Reproduce the listing below word for word.
- Opening Delimiter -
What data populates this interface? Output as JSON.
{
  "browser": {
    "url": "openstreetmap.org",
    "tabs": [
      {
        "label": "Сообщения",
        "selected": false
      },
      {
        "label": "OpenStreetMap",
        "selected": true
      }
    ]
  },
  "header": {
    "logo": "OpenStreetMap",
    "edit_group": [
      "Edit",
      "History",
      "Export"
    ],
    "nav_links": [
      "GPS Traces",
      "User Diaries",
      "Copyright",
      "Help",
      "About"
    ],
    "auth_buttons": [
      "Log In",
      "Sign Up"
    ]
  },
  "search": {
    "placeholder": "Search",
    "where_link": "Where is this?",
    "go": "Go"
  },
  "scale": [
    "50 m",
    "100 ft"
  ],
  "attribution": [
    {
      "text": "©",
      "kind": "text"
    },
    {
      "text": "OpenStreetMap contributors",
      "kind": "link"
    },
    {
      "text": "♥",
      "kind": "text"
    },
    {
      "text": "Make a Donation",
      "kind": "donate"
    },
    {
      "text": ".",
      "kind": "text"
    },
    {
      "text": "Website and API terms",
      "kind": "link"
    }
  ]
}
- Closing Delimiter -
» ANSWER TO THE EXERCISE:
What data populates this interface? Output as JSON.
{
  "browser": {
    "url": "openstreetmap.org",
    "tabs": [
      {
        "label": "Сообщения",
        "selected": false
      },
      {
        "label": "OpenStreetMap",
        "selected": true
      }
    ]
  },
  "header": {
    "logo": "OpenStreetMap",
    "edit_group": [
      "Edit",
      "History",
      "Export"
    ],
    "nav_links": [
      "GPS Traces",
      "User Diaries",
      "Copyright",
      "Help",
      "About"
    ],
    "auth_buttons": [
      "Log In",
      "Sign Up"
    ]
  },
  "search": {
    "placeholder": "Search",
    "where_link": "Where is this?",
    "go": "Go"
  },
  "scale": [
    "50 m",
    "100 ft"
  ],
  "attribution": [
    {
      "text": "©",
      "kind": "text"
    },
    {
      "text": "OpenStreetMap contributors",
      "kind": "link"
    },
    {
      "text": "♥",
      "kind": "text"
    },
    {
      "text": "Make a Donation",
      "kind": "donate"
    },
    {
      "text": ".",
      "kind": "text"
    },
    {
      "text": "Website and API terms",
      "kind": "link"
    }
  ]
}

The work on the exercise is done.